:: ACTIVITY ::
In the entries below, every line that contains "Automatic" must be located and copied.

:: Website and app data records ::

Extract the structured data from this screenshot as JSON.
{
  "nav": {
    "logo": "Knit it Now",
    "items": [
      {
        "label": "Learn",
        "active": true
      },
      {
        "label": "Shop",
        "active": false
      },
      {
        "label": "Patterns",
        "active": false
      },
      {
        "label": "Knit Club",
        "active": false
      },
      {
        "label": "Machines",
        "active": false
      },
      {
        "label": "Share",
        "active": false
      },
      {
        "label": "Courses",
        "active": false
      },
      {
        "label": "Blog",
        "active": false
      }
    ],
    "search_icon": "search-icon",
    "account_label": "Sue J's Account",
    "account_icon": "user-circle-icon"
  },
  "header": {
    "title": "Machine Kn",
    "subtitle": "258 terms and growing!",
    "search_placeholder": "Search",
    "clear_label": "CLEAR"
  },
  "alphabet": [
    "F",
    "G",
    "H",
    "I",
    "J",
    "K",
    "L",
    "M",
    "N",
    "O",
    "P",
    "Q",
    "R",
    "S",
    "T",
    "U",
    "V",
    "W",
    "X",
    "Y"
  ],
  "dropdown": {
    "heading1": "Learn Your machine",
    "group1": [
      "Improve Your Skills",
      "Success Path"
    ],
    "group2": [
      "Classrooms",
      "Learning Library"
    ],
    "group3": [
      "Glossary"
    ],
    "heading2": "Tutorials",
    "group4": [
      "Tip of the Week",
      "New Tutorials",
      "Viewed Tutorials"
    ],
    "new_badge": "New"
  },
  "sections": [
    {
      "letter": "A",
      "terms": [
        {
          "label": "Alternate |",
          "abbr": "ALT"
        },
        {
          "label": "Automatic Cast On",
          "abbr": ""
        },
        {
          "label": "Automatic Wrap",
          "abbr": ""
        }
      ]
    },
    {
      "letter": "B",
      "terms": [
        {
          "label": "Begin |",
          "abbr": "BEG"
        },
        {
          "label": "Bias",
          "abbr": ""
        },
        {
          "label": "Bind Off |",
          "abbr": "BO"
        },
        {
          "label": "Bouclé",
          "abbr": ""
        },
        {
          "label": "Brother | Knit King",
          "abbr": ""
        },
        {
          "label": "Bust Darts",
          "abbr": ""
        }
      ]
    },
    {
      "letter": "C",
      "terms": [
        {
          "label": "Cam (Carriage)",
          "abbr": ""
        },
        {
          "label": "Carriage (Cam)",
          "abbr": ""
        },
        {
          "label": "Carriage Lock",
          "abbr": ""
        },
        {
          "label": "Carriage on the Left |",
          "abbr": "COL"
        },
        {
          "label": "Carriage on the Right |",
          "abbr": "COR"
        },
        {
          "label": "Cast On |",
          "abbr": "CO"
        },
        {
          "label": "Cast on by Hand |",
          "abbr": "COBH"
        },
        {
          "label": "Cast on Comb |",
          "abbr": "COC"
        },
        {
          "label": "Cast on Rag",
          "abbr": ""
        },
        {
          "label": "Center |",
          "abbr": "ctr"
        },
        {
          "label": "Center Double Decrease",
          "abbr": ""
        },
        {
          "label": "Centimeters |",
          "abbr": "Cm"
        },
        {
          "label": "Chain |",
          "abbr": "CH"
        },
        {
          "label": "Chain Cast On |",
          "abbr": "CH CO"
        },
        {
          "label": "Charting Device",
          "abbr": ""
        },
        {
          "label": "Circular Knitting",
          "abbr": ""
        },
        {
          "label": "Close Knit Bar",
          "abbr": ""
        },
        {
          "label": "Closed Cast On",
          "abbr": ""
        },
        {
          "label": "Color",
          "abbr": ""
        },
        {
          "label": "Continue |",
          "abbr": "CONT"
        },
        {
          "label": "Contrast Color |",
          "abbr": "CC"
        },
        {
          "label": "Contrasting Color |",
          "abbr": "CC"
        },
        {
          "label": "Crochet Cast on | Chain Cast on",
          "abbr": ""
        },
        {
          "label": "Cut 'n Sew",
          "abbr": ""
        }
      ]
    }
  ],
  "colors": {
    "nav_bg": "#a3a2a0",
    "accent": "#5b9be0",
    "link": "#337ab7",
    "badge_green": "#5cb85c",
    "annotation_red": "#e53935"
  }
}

:: RESULT OF THIS EXERCISE ::
          "label": "Automatic Cast On",
          "label": "Automatic Wrap",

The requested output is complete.